Kwame Nkrumah was born on the 21st of September 1909, in Nhroful, Gold coast(now Ghana). His father did not live with his family as he worked in Half Assini where he pursued his goldsmith business until his death. He was raised by his mother and extended relatives.
His father, Opanyin Kofi Nwiana Ngolomah, was from Nkroful, an Akan tribe of Asona clan. He was a very respected man, known for his wise counsel and advice on traditional issues and domestic affairs.
As a young boy, Nkrumah lived a very carefree childhood, he was mostly seen in the village, in the bushes and on the nearby sea.

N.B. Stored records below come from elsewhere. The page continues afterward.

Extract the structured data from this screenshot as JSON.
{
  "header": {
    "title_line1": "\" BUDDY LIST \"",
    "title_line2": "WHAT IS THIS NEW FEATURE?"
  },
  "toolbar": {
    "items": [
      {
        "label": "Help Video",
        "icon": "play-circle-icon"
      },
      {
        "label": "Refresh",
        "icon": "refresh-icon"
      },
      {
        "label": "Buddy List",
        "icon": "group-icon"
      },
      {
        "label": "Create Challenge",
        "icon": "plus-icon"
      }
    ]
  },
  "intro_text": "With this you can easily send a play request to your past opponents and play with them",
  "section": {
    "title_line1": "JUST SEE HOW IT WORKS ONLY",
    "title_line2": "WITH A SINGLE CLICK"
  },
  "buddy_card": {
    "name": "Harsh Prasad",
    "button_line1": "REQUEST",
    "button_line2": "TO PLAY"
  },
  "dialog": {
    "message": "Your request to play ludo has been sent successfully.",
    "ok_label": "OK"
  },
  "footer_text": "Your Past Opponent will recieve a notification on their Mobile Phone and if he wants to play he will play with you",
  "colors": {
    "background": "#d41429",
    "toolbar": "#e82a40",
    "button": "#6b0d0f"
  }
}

Kwame who was the only child of his mother was sent to the elementary school, run by a Catholic mission at Half Assini. He was a very exceptional student. His mother had stated that he was born in 1912, Nkrumah wrote that he was born on September 21 1909.
Nkrumah was an activist student, organizing a group of expatriate African students in Pennsylvania; and building it in to the African student association of America and Canada as he was its President.
Nkrumah also played a very major role in the pan African Conference held in New York in 1944; which urged the United States to ensure Africa’s development and freedom at the end of the second world war.
Marxist C.L.R James, Nkrumah’s teacher, in a letter in 1945, wrote to George Padmore, a Trinidad born in London introduced Nkrumah as; “This young man is coming to you. He is not very bright but do what you can for him because he’s determined to throw Europeans out of Africa.”
Nkrumah’s political career
After twelve years abroad pursuing higher education and organizing with other diaspora pan-Africanists; Nkrumah returned to the gold coast to begin his political career. He formed the convention people’s party, which became a huge success.
He became prime minister in 1952 and retained the position at the declaration of Ghana’s independence from Britain in 1957. In 1960, Ghanaians drew a new Constitution, making Nkrumah its first president.
However, Kwame Nkrumah was deposed in 1966 by the National Liberation Council, which was taken over by the armed forces and the police; due to some claimed dissatisfaction with his government. He later fled to Guinea where he was offered Asylum and was given the honorary title of co-president.
Nkrumah is also known for most of his published books;
- Neo-colonialism, the last stage of imperialism(1965)
- African socialism revisited (1967)
- Voice from Conakry (1967)
- Class struggle in Africa(1970)
- The struggle continues(1973) etc.
Kwame Nkrumah was Diagnosed with prostate cancer in August 1971 and died on the 27th of April 1972.
Pan African co-presidents of Guinea (Kwame Nkrumah and Sékou Toure)
From both profiles, it is seen that both have one thing in common and that is the development and freedom of the African nations. Both consistently spoke against the colonial era and the need for Africans to unite and gain their freedom.
- The coming together of both leaders to become co-presidents shows that the unity of Africans was possible and achievable.
- It was very easy for both of them, as they had one vision and goal.
- The collaboration of these great leaders stood as one of the firm foundations of Africa’s unity.